• [Work to complete] All records should be reproduced verbatim.

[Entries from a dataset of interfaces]

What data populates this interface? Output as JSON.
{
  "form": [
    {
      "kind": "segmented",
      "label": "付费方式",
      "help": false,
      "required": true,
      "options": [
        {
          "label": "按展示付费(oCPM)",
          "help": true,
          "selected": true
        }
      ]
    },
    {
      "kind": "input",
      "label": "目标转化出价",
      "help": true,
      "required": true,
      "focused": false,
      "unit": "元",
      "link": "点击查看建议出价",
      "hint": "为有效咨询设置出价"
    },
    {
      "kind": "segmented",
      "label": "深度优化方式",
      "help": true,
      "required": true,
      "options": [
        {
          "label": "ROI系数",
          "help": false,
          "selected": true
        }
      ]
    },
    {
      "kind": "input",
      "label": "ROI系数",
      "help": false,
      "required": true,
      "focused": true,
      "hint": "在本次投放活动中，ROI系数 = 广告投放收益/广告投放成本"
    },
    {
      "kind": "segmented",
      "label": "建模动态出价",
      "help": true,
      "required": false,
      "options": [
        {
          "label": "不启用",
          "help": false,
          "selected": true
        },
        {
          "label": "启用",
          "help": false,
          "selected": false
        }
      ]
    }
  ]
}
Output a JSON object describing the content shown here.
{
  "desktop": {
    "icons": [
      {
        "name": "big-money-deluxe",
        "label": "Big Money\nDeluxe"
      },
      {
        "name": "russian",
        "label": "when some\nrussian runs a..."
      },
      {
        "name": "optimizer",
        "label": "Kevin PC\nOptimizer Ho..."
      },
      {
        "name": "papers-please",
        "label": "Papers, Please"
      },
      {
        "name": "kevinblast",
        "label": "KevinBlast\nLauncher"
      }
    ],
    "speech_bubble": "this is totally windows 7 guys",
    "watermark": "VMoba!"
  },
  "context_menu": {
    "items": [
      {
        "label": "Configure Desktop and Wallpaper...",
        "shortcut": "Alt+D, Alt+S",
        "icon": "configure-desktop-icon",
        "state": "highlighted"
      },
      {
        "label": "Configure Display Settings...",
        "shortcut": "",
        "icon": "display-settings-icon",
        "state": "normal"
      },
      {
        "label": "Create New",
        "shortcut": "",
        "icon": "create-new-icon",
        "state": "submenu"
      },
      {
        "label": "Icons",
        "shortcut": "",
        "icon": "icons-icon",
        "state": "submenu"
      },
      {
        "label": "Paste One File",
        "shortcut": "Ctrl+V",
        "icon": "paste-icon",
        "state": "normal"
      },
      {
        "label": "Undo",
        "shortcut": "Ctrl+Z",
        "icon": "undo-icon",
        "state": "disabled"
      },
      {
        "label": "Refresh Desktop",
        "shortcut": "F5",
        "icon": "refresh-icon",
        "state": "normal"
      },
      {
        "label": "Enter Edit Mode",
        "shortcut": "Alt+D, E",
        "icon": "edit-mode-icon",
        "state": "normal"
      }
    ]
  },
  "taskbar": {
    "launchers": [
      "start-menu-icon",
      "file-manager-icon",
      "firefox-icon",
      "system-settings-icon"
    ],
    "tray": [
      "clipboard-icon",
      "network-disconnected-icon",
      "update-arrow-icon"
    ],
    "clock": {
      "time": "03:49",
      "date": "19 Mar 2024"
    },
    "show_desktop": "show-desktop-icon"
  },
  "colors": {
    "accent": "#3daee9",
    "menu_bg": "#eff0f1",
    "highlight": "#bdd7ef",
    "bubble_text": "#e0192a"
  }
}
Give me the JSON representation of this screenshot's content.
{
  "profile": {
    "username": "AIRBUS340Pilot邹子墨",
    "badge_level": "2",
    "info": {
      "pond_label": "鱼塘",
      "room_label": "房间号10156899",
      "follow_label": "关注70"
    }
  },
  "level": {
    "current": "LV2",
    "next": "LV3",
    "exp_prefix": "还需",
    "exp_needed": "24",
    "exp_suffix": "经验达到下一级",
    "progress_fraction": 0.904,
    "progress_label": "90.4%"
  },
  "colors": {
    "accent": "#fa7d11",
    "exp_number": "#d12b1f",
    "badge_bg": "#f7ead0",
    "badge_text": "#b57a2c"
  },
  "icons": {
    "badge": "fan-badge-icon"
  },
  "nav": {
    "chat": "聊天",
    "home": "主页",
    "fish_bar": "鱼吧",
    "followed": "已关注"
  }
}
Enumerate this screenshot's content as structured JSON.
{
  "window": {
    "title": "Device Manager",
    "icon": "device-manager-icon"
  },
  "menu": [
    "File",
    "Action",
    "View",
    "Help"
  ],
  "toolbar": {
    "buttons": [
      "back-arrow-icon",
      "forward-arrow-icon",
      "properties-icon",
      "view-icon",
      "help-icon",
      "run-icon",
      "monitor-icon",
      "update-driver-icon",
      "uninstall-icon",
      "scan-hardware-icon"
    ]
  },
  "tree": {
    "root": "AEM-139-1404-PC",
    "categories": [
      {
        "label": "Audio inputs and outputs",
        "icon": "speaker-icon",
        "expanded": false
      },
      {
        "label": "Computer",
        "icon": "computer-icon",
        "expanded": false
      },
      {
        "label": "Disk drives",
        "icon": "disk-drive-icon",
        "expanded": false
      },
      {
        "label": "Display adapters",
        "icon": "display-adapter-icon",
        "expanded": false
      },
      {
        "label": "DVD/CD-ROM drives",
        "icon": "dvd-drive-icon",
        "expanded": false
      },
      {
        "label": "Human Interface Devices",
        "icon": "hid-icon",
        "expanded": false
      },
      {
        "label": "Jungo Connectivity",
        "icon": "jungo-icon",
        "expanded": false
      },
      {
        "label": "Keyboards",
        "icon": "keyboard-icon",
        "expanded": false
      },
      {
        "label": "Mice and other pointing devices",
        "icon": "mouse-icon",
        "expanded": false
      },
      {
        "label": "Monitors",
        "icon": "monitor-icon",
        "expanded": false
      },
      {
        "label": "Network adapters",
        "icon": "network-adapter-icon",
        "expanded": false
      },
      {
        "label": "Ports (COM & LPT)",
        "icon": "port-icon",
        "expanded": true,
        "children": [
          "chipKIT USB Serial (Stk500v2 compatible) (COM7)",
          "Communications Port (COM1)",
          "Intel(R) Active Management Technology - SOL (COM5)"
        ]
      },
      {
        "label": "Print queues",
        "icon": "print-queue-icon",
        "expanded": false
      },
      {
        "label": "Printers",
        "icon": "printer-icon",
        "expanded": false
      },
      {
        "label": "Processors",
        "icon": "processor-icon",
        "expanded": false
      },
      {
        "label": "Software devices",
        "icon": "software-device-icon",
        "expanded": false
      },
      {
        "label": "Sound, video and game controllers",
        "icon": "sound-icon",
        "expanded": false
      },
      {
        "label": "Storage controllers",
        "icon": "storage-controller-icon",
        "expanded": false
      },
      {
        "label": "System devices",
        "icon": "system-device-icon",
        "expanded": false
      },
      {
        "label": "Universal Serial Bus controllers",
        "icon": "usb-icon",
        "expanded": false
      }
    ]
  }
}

• [Completed exercise]
What data populates this interface? Output as JSON.
{
  "form": [
    {
      "kind": "segmented",
      "label": "付费方式",
      "help": false,
      "required": true,
      "options": [
        {
          "label": "按展示付费(oCPM)",
          "help": true,
          "selected": true
        }
      ]
    },
    {
      "kind": "input",
      "label": "目标转化出价",
      "help": true,
      "required": true,
      "focused": false,
      "unit": "元",
      "link": "点击查看建议出价",
      "hint": "为有效咨询设置出价"
    },
    {
      "kind": "segmented",
      "label": "深度优化方式",
      "help": true,
      "required": true,
      "options": [
        {
          "label": "ROI系数",
          "help": false,
          "selected": true
        }
      ]
    },
    {
      "kind": "input",
      "label": "ROI系数",
      "help": false,
      "required": true,
      "focused": true,
      "hint": "在本次投放活动中，ROI系数 = 广告投放收益/广告投放成本"
    },
    {
      "kind": "segmented",
      "label": "建模动态出价",
      "help": true,
      "required": false,
      "options": [
        {
          "label": "不启用",
          "help": false,
          "selected": true
        },
        {
          "label": "启用",
          "help": false,
          "selected": false
        }
      ]
    }
  ]
}
Output a JSON object describing the content shown here.
{
  "desktop": {
    "icons": [
      {
        "name": "big-money-deluxe",
        "label": "Big Money\nDeluxe"
      },
      {
        "name": "russian",
        "label": "when some\nrussian runs a..."
      },
      {
        "name": "optimizer",
        "label": "Kevin PC\nOptimizer Ho..."
      },
      {
        "name": "papers-please",
        "label": "Papers, Please"
      },
      {
        "name": "kevinblast",
        "label": "KevinBlast\nLauncher"
      }
    ],
    "speech_bubble": "this is totally windows 7 guys",
    "watermark": "VMoba!"
  },
  "context_menu": {
    "items": [
      {
        "label": "Configure Desktop and Wallpaper...",
        "shortcut": "Alt+D, Alt+S",
        "icon": "configure-desktop-icon",
        "state": "highlighted"
      },
      {
        "label": "Configure Display Settings...",
        "shortcut": "",
        "icon": "display-settings-icon",
        "state": "normal"
      },
      {
        "label": "Create New",
        "shortcut": "",
        "icon": "create-new-icon",
        "state": "submenu"
      },
      {
        "label": "Icons",
        "shortcut": "",
        "icon": "icons-icon",
        "state": "submenu"
      },
      {
        "label": "Paste One File",
        "shortcut": "Ctrl+V",
        "icon": "paste-icon",
        "state": "normal"
      },
      {
        "label": "Undo",
        "shortcut": "Ctrl+Z",
        "icon": "undo-icon",
        "state": "disabled"
      },
      {
        "label": "Refresh Desktop",
        "shortcut": "F5",
        "icon": "refresh-icon",
        "state": "normal"
      },
      {
        "label": "Enter Edit Mode",
        "shortcut": "Alt+D, E",
        "icon": "edit-mode-icon",
        "state": "normal"
      }
    ]
  },
  "taskbar": {
    "launchers": [
      "start-menu-icon",
      "file-manager-icon",
      "firefox-icon",
      "system-settings-icon"
    ],
    "tray": [
      "clipboard-icon",
      "network-disconnected-icon",
      "update-arrow-icon"
    ],
    "clock": {
      "time": "03:49",
      "date": "19 Mar 2024"
    },
    "show_desktop": "show-desktop-icon"
  },
  "colors": {
    "accent": "#3daee9",
    "menu_bg": "#eff0f1",
    "highlight": "#bdd7ef",
    "bubble_text": "#e0192a"
  }
}
Give me the JSON representation of this screenshot's content.
{
  "profile": {
    "username": "AIRBUS340Pilot邹子墨",
    "badge_level": "2",
    "info": {
      "pond_label": "鱼塘",
      "room_label": "房间号10156899",
      "follow_label": "关注70"
    }
  },
  "level": {
    "current": "LV2",
    "next": "LV3",
    "exp_prefix": "还需",
    "exp_needed": "24",
    "exp_suffix": "经验达到下一级",
    "progress_fraction": 0.904,
    "progress_label": "90.4%"
  },
  "colors": {
    "accent": "#fa7d11",
    "exp_number": "#d12b1f",
    "badge_bg": "#f7ead0",
    "badge_text": "#b57a2c"
  },
  "icons": {
    "badge": "fan-badge-icon"
  },
  "nav": {
    "chat": "聊天",
    "home": "主页",
    "fish_bar": "鱼吧",
    "followed": "已关注"
  }
}
Enumerate this screenshot's content as structured JSON.
{
  "window": {
    "title": "Device Manager",
    "icon": "device-manager-icon"
  },
  "menu": [
    "File",
    "Action",
    "View",
    "Help"
  ],
  "toolbar": {
    "buttons": [
      "back-arrow-icon",
      "forward-arrow-icon",
      "properties-icon",
      "view-icon",
      "help-icon",
      "run-icon",
      "monitor-icon",
      "update-driver-icon",
      "uninstall-icon",
      "scan-hardware-icon"
    ]
  },
  "tree": {
    "root": "AEM-139-1404-PC",
    "categories": [
      {
        "label": "Audio inputs and outputs",
        "icon": "speaker-icon",
        "expanded": false
      },
      {
        "label": "Computer",
        "icon": "computer-icon",
        "expanded": false
      },
      {
        "label": "Disk drives",
        "icon": "disk-drive-icon",
        "expanded": false
      },
      {
        "label": "Display adapters",
        "icon": "display-adapter-icon",
        "expanded": false
      },
      {
        "label": "DVD/CD-ROM drives",
        "icon": "dvd-drive-icon",
        "expanded": false
      },
      {
        "label": "Human Interface Devices",
        "icon": "hid-icon",
        "expanded": false
      },
      {
        "label": "Jungo Connectivity",
        "icon": "jungo-icon",
        "expanded": false
      },
      {
        "label": "Keyboards",
        "icon": "keyboard-icon",
        "expanded": false
      },
      {
        "label": "Mice and other pointing devices",
        "icon": "mouse-icon",
        "expanded": false
      },
      {
        "label": "Monitors",
        "icon": "monitor-icon",
        "expanded": false
      },
      {
        "label": "Network adapters",
        "icon": "network-adapter-icon",
        "expanded": false
      },
      {
        "label": "Ports (COM & LPT)",
        "icon": "port-icon",
        "expanded": true,
        "children": [
          "chipKIT USB Serial (Stk500v2 compatible) (COM7)",
          "Communications Port (COM1)",
          "Intel(R) Active Management Technology - SOL (COM5)"
        ]
      },
      {
        "label": "Print queues",
        "icon": "print-queue-icon",
        "expanded": false
      },
      {
        "label": "Printers",
        "icon": "printer-icon",
        "expanded": false
      },
      {
        "label": "Processors",
        "icon": "processor-icon",
        "expanded": false
      },
      {
        "label": "Software devices",
        "icon": "software-device-icon",
        "expanded": false
      },
      {
        "label": "Sound, video and game controllers",
        "icon": "sound-icon",
        "expanded": false
      },
      {
        "label": "Storage controllers",
        "icon": "storage-controller-icon",
        "expanded": false
      },
      {
        "label": "System devices",
        "icon": "system-device-icon",
        "expanded": false
      },
      {
        "label": "Universal Serial Bus controllers",
        "icon": "usb-icon",
        "expanded": false
      }
    ]
  }
}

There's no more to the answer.